I still don't have my absentee ballot--we'll see if it arrives on time! But then, I'm still not settled on who to vote for anyway. I vote in Illinois and it will likely go Democrat, so I suppose it might be worth considering third party candidates as well.
Anyone want to share who you're voting for and why? Have any third party candidates impressed you? Non-Americans are welcome to chime in as well!
We saw our last snowfall on April 22. And now I am looking out the window at the first snowfall of the season. The forecast says we have warmer days ahead--should be 58F next Saturday. We still have a lot of leaves to rake!
You wake up on a winter morning and pull up the shade, and what lay there the evening before is no longer there—the sodden gray yard, the dog droppings, the tire tracks in the frozen mud, the broken lawn chair you forgot to take in last fall. All this has disappeared overnight, and what you look out on is not the snow of Narnia but the snow of home, which is no less shimmering and white as it falls. The earth is covered with it, and it is falling still in silence so deep that you can hear its silence. It is snow to be shoveled, to make driving even worse than usual, snow to be joked about and cursed at, but unless the child in you is entirely dead, it is snow, too, that can make the heart beat faster when it catches you by surprise that way, before your defenses are up. It is snow that can awaken memories of things more wonderful than anything you ever knew or dreamed.

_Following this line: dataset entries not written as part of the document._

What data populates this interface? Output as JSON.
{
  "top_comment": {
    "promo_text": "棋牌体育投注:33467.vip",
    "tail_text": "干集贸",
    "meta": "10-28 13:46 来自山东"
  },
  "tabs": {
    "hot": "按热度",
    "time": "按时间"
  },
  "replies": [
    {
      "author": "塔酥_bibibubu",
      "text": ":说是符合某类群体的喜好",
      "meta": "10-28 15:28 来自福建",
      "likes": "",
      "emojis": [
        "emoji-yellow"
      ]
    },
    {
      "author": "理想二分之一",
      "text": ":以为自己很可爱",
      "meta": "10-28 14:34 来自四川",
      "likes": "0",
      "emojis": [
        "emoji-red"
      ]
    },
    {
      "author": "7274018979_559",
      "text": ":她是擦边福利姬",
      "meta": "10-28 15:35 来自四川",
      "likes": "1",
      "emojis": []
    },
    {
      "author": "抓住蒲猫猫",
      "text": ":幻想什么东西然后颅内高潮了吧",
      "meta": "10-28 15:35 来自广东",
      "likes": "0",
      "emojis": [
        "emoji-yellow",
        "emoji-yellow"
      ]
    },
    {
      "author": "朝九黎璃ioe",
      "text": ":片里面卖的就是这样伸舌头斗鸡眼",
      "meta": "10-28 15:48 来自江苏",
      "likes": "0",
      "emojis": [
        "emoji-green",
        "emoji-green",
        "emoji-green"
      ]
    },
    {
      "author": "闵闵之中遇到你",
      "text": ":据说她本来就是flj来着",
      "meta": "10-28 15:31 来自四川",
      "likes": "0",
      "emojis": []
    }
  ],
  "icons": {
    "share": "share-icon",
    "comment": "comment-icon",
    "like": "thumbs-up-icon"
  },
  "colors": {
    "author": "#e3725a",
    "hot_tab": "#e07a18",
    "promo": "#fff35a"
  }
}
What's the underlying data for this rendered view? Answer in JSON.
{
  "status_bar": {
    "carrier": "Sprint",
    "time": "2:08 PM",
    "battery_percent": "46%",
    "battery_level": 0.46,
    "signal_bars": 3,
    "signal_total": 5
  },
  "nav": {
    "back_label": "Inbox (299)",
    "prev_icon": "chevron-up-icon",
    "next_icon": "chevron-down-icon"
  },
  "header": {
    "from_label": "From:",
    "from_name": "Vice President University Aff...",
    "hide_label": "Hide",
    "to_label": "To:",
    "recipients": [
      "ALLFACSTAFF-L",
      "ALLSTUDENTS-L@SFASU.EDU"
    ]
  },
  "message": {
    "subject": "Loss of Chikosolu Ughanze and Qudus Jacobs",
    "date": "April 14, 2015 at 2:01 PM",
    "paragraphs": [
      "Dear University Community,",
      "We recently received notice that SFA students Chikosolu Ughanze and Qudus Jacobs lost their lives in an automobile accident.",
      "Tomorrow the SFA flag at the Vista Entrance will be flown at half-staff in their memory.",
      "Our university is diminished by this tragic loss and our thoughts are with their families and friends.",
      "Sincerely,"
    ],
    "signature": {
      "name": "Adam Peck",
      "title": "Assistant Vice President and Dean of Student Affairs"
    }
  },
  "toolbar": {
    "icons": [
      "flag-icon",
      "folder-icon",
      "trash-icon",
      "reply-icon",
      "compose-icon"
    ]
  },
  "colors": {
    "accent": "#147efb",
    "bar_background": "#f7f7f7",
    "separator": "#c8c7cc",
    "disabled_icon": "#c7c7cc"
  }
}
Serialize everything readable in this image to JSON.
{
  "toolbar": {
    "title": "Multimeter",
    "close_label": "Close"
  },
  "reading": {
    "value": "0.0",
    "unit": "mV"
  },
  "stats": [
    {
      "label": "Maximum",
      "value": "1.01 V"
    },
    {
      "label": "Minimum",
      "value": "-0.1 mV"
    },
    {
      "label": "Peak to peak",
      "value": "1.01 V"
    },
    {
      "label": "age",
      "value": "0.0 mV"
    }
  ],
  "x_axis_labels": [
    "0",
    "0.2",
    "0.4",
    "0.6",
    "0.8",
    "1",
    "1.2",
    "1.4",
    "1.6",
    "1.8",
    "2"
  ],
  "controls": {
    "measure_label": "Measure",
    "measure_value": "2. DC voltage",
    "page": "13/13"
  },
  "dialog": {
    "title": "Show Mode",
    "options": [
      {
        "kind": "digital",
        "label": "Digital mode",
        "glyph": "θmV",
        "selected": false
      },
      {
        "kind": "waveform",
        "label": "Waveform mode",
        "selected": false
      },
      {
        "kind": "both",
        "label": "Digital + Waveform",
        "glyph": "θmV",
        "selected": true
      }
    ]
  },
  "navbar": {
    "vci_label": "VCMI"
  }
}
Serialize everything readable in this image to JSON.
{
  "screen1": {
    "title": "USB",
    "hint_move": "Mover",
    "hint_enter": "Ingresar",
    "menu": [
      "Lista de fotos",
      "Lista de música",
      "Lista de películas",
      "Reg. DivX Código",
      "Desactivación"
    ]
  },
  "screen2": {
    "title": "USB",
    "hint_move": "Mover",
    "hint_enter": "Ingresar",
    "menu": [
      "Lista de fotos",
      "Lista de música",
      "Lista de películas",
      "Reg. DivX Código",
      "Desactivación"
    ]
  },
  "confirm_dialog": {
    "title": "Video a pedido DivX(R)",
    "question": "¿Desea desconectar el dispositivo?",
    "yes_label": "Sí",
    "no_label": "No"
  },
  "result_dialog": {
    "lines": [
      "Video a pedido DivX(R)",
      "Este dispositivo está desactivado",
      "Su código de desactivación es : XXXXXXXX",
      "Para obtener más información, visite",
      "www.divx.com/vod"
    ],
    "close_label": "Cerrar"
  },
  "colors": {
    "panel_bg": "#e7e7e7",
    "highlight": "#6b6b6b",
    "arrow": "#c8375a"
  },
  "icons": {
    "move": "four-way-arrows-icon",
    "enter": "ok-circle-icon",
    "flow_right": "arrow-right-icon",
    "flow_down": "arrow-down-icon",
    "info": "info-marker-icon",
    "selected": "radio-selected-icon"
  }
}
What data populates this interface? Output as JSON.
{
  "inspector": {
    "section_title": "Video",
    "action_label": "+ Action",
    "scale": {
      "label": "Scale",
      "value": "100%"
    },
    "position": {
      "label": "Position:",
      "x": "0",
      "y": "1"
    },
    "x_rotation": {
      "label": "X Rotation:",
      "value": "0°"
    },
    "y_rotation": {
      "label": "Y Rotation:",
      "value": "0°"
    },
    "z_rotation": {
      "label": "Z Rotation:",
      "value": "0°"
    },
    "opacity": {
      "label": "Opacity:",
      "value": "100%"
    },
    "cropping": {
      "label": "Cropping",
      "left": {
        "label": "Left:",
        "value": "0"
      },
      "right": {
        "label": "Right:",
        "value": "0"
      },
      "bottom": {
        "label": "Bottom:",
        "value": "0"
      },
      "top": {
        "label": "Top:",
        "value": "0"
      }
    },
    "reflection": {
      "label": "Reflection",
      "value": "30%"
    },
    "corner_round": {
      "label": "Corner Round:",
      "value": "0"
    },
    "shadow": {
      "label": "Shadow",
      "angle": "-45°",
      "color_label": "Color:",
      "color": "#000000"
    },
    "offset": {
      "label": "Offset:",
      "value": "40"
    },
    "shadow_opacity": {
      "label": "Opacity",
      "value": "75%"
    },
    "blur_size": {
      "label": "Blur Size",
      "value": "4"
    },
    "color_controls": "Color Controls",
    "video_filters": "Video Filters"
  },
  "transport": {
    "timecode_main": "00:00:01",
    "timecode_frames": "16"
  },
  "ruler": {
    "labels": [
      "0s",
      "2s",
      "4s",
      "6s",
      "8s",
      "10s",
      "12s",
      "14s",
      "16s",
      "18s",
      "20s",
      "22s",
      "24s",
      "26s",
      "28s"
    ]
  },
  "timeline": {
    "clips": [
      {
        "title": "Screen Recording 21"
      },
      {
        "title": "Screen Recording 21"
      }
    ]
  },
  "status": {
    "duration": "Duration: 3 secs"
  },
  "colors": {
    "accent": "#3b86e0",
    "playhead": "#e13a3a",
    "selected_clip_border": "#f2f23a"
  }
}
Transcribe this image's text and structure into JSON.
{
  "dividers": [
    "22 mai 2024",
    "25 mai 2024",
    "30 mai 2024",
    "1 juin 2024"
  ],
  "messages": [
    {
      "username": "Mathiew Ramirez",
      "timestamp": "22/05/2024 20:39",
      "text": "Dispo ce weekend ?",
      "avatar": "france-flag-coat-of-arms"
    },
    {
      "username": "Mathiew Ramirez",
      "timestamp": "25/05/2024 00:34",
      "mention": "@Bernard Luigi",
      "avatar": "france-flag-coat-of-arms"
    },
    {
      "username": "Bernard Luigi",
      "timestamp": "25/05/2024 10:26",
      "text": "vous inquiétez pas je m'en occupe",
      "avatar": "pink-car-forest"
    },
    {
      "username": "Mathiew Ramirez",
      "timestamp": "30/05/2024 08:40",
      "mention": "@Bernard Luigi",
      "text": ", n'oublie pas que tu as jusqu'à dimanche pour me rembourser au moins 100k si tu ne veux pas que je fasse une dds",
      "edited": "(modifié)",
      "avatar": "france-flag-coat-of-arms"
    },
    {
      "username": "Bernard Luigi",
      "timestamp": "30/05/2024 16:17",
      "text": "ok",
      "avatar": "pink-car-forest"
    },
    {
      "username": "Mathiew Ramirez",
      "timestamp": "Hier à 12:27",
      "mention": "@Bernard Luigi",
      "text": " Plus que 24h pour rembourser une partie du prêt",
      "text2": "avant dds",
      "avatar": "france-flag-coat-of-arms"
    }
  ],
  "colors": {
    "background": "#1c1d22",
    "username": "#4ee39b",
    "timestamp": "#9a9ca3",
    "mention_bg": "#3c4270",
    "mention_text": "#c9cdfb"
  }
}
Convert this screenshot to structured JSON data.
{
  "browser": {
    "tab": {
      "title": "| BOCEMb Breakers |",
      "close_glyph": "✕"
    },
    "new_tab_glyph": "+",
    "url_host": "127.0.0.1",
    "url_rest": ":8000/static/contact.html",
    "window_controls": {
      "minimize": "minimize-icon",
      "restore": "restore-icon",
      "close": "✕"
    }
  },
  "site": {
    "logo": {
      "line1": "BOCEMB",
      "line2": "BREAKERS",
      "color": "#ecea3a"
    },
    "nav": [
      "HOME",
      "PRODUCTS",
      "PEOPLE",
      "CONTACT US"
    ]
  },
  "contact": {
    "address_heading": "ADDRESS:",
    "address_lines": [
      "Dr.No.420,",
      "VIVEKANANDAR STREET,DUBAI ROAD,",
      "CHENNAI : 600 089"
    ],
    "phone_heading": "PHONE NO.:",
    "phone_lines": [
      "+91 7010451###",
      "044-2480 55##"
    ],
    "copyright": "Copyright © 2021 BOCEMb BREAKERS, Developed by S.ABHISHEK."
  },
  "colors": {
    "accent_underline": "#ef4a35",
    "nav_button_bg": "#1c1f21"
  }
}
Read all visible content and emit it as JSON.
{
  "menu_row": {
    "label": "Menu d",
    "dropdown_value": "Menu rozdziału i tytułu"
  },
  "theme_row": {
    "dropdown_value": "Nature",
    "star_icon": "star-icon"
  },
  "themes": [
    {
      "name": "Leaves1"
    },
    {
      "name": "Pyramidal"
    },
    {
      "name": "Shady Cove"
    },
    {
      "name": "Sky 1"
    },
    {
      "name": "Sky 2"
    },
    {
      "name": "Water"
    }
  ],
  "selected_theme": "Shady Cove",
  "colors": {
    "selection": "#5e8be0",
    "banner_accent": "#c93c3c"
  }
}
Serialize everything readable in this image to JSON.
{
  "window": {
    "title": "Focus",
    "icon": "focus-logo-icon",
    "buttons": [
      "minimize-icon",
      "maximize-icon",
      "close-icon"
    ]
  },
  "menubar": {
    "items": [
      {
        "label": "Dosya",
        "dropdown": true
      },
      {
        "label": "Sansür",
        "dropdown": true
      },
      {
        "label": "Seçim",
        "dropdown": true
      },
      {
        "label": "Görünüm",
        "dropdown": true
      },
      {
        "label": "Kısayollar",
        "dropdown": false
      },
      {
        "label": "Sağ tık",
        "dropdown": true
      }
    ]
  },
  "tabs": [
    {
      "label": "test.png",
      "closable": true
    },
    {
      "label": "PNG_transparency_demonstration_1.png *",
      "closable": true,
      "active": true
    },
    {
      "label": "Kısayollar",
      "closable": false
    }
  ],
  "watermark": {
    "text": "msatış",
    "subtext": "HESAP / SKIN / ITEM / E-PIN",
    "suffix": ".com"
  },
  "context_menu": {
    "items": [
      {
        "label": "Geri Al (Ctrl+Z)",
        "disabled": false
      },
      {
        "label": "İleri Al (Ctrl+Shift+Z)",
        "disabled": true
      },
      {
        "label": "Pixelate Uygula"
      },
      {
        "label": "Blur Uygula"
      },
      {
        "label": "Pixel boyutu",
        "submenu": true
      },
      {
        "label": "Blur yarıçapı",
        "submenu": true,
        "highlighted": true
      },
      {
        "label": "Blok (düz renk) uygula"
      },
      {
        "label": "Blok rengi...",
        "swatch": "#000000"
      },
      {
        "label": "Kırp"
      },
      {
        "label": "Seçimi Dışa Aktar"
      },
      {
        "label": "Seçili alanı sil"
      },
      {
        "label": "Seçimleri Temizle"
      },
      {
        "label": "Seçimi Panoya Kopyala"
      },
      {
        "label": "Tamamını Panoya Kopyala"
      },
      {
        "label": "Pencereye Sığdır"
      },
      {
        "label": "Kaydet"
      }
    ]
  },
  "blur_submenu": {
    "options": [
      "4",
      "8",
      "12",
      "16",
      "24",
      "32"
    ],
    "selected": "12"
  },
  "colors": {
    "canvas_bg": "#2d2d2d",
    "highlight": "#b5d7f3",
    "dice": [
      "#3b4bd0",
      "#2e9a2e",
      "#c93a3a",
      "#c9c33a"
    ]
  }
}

-Frederick Buechner, Telling the Truth: The Gospel as Tragedy, Comedy, and Fairy Tale.
After having such a great time at Cypress Hills this summer, we decided to head back to see what it's like in the fall.
We stayed in one of the cabins at the Cypress Hills Resort Inn. It worked out well, since it came with a full kitchen, a firepit in back, and two separate bedrooms. But we could still use the hotel pool and restaurant.
The forest was stunningly beautiful in October
Kate found a log which worked well as a balance beam
Will loved throwing wet sand into the lake!
Eric at Kate's ice cream shop
Eric made a fire for us
We enjoyed our s'mores!
Eric and Erin
We were talking about how much our kids appreciate the little things right now--a campfire, a walk in the woods, spotting deer behind our cabin and wild turkeys by the road. One day they'll probably be listening to their iPods and wishing they could be with their friends. So we'll treasure these moments when they love being with us.
Found an interesting article on the Sojourners blog about how to best weather economic storms. The first option is to be very wealthy in the first place, because you likely have a lot of extra money to buffer you when the economy slumps. For the rest of us, the second option is to be people who live simply, avoid credit as much as possible, and always keep some savings for a rainy day.
Are you changing your lifestyle at all, in light of the current economic situation? What are your favorite resources for tips on living simply? I already blogged about The Tightwad Gazette here. I like the Dollar Stretcher website and the Simple Living Network. Camille Gabel, who frequently comments on my blog, had some excellent advice on how they lowered their electric bills. And finally, I really like the articles on the Spending Wisely blog.
Starting June 1, 2009, Canadians will need to show a passport (or one of the other approved documents) when crossing into the US by land or sea. The same is true for Americans traveling home. US and Canadian children under 16 can still get by with showing a birth certificate. This website has more info.